— MATERIAL FOR THE TASK —
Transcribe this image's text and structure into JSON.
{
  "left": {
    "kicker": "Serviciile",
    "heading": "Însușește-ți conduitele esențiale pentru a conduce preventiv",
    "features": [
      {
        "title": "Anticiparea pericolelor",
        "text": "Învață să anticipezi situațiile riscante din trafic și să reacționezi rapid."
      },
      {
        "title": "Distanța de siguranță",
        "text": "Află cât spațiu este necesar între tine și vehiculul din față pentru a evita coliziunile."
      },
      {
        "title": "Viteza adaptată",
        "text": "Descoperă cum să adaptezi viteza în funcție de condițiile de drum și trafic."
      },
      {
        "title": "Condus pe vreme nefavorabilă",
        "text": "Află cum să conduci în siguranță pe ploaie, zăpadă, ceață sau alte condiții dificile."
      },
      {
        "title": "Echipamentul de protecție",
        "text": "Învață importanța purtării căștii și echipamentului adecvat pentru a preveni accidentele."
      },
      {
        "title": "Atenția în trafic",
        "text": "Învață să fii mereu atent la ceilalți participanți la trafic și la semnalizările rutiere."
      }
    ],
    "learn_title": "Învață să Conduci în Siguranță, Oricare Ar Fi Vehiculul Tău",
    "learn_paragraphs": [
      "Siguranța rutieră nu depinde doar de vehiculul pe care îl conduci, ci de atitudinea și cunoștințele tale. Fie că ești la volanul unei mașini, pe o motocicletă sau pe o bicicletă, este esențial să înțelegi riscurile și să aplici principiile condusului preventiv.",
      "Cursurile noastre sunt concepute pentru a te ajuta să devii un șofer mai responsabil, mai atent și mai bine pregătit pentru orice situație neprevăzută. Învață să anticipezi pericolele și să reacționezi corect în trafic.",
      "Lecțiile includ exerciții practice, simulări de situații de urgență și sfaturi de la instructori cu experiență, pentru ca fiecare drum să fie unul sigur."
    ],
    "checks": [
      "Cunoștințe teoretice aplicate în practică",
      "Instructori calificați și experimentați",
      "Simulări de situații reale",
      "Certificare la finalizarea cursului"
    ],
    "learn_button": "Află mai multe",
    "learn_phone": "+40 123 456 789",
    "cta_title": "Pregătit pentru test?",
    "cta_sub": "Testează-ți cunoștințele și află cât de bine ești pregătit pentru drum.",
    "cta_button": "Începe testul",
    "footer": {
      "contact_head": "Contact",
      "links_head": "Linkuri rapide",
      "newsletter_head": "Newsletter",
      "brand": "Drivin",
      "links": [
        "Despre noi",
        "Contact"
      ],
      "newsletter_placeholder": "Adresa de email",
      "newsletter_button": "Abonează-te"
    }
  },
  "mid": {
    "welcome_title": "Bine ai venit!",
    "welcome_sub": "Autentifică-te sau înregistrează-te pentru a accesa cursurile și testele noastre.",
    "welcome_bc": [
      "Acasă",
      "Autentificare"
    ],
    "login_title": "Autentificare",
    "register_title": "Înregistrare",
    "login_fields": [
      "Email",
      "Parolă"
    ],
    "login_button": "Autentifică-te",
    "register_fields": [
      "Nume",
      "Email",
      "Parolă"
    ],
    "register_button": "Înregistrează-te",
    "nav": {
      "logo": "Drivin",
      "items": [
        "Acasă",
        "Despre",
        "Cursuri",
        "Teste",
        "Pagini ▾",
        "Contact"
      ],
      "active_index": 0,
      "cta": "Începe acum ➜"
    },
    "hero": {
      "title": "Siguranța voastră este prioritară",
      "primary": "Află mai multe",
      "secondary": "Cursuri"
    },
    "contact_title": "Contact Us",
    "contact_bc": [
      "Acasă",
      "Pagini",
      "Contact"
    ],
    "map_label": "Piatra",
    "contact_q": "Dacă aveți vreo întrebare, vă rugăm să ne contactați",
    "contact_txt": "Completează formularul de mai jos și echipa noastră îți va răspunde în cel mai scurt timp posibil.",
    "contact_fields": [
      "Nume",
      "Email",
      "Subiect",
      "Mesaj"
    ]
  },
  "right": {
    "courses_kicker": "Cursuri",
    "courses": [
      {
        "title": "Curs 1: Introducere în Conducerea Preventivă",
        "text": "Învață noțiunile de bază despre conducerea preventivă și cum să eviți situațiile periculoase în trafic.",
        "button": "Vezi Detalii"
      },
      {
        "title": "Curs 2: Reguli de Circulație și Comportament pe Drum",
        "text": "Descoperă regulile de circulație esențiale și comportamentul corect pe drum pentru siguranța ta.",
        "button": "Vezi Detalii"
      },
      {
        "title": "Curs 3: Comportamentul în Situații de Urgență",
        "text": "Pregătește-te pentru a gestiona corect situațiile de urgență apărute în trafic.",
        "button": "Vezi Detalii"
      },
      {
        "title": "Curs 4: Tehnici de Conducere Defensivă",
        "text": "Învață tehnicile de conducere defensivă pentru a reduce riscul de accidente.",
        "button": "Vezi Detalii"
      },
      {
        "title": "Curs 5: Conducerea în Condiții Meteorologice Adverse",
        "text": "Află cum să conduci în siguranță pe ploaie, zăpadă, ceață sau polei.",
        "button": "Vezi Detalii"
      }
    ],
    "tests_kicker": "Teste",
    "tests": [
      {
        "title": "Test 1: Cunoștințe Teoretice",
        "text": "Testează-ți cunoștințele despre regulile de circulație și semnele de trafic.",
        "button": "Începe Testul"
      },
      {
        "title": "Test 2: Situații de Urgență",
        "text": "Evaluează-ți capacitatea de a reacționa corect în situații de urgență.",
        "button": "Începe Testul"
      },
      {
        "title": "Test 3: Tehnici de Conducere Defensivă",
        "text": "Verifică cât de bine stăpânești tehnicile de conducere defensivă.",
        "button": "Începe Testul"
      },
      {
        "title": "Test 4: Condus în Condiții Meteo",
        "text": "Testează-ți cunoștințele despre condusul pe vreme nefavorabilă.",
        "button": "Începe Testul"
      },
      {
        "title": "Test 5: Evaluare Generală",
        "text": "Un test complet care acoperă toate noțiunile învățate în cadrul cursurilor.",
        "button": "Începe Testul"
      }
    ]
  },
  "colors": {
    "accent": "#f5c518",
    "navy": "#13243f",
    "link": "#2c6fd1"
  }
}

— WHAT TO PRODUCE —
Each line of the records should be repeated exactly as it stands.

— SOLUTION TO THE EXERCISE —
Transcribe this image's text and structure into JSON.
{
  "left": {
    "kicker": "Serviciile",
    "heading": "Însușește-ți conduitele esențiale pentru a conduce preventiv",
    "features": [
      {
        "title": "Anticiparea pericolelor",
        "text": "Învață să anticipezi situațiile riscante din trafic și să reacționezi rapid."
      },
      {
        "title": "Distanța de siguranță",
        "text": "Află cât spațiu este necesar între tine și vehiculul din față pentru a evita coliziunile."
      },
      {
        "title": "Viteza adaptată",
        "text": "Descoperă cum să adaptezi viteza în funcție de condițiile de drum și trafic."
      },
      {
        "title": "Condus pe vreme nefavorabilă",
        "text": "Află cum să conduci în siguranță pe ploaie, zăpadă, ceață sau alte condiții dificile."
      },
      {
        "title": "Echipamentul de protecție",
        "text": "Învață importanța purtării căștii și echipamentului adecvat pentru a preveni accidentele."
      },
      {
        "title": "Atenția în trafic",
        "text": "Învață să fii mereu atent la ceilalți participanți la trafic și la semnalizările rutiere."
      }
    ],
    "learn_title": "Învață să Conduci în Siguranță, Oricare Ar Fi Vehiculul Tău",
    "learn_paragraphs": [
      "Siguranța rutieră nu depinde doar de vehiculul pe care îl conduci, ci de atitudinea și cunoștințele tale. Fie că ești la volanul unei mașini, pe o motocicletă sau pe o bicicletă, este esențial să înțelegi riscurile și să aplici principiile condusului preventiv.",
      "Cursurile noastre sunt concepute pentru a te ajuta să devii un șofer mai responsabil, mai atent și mai bine pregătit pentru orice situație neprevăzută. Învață să anticipezi pericolele și să reacționezi corect în trafic.",
      "Lecțiile includ exerciții practice, simulări de situații de urgență și sfaturi de la instructori cu experiență, pentru ca fiecare drum să fie unul sigur."
    ],
    "checks": [
      "Cunoștințe teoretice aplicate în practică",
      "Instructori calificați și experimentați",
      "Simulări de situații reale",
      "Certificare la finalizarea cursului"
    ],
    "learn_button": "Află mai multe",
    "learn_phone": "+40 123 456 789",
    "cta_title": "Pregătit pentru test?",
    "cta_sub": "Testează-ți cunoștințele și află cât de bine ești pregătit pentru drum.",
    "cta_button": "Începe testul",
    "footer": {
      "contact_head": "Contact",
      "links_head": "Linkuri rapide",
      "newsletter_head": "Newsletter",
      "brand": "Drivin",
      "links": [
        "Despre noi",
        "Contact"
      ],
      "newsletter_placeholder": "Adresa de email",
      "newsletter_button": "Abonează-te"
    }
  },
  "mid": {
    "welcome_title": "Bine ai venit!",
    "welcome_sub": "Autentifică-te sau înregistrează-te pentru a accesa cursurile și testele noastre.",
    "welcome_bc": [
      "Acasă",
      "Autentificare"
    ],
    "login_title": "Autentificare",
    "register_title": "Înregistrare",
    "login_fields": [
      "Email",
      "Parolă"
    ],
    "login_button": "Autentifică-te",
    "register_fields": [
      "Nume",
      "Email",
      "Parolă"
    ],
    "register_button": "Înregistrează-te",
    "nav": {
      "logo": "Drivin",
      "items": [
        "Acasă",
        "Despre",
        "Cursuri",
        "Teste",
        "Pagini ▾",
        "Contact"
      ],
      "active_index": 0,
      "cta": "Începe acum ➜"
    },
    "hero": {
      "title": "Siguranța voastră este prioritară",
      "primary": "Află mai multe",
      "secondary": "Cursuri"
    },
    "contact_title": "Contact Us",
    "contact_bc": [
      "Acasă",
      "Pagini",
      "Contact"
    ],
    "map_label": "Piatra",
    "contact_q": "Dacă aveți vreo întrebare, vă rugăm să ne contactați",
    "contact_txt": "Completează formularul de mai jos și echipa noastră îți va răspunde în cel mai scurt timp posibil.",
    "contact_fields": [
      "Nume",
      "Email",
      "Subiect",
      "Mesaj"
    ]
  },
  "right": {
    "courses_kicker": "Cursuri",
    "courses": [
      {
        "title": "Curs 1: Introducere în Conducerea Preventivă",
        "text": "Învață noțiunile de bază despre conducerea preventivă și cum să eviți situațiile periculoase în trafic.",
        "button": "Vezi Detalii"
      },
      {
        "title": "Curs 2: Reguli de Circulație și Comportament pe Drum",
        "text": "Descoperă regulile de circulație esențiale și comportamentul corect pe drum pentru siguranța ta.",
        "button": "Vezi Detalii"
      },
      {
        "title": "Curs 3: Comportamentul în Situații de Urgență",
        "text": "Pregătește-te pentru a gestiona corect situațiile de urgență apărute în trafic.",
        "button": "Vezi Detalii"
      },
      {
        "title": "Curs 4: Tehnici de Conducere Defensivă",
        "text": "Învață tehnicile de conducere defensivă pentru a reduce riscul de accidente.",
        "button": "Vezi Detalii"
      },
      {
        "title": "Curs 5: Conducerea în Condiții Meteorologice Adverse",
        "text": "Află cum să conduci în siguranță pe ploaie, zăpadă, ceață sau polei.",
        "button": "Vezi Detalii"
      }
    ],
    "tests_kicker": "Teste",
    "tests": [
      {
        "title": "Test 1: Cunoștințe Teoretice",
        "text": "Testează-ți cunoștințele despre regulile de circulație și semnele de trafic.",
        "button": "Începe Testul"
      },
      {
        "title": "Test 2: Situații de Urgență",
        "text": "Evaluează-ți capacitatea de a reacționa corect în situații de urgență.",
        "button": "Începe Testul"
      },
      {
        "title": "Test 3: Tehnici de Conducere Defensivă",
        "text": "Verifică cât de bine stăpânești tehnicile de conducere defensivă.",
        "button": "Începe Testul"
      },
      {
        "title": "Test 4: Condus în Condiții Meteo",
        "text": "Testează-ți cunoștințele despre condusul pe vreme nefavorabilă.",
        "button": "Începe Testul"
      },
      {
        "title": "Test 5: Evaluare Generală",
        "text": "Un test complet care acoperă toate noțiunile învățate în cadrul cursurilor.",
        "button": "Începe Testul"
      }
    ]
  },
  "colors": {
    "accent": "#f5c518",
    "navy": "#13243f",
    "link": "#2c6fd1"
  }
}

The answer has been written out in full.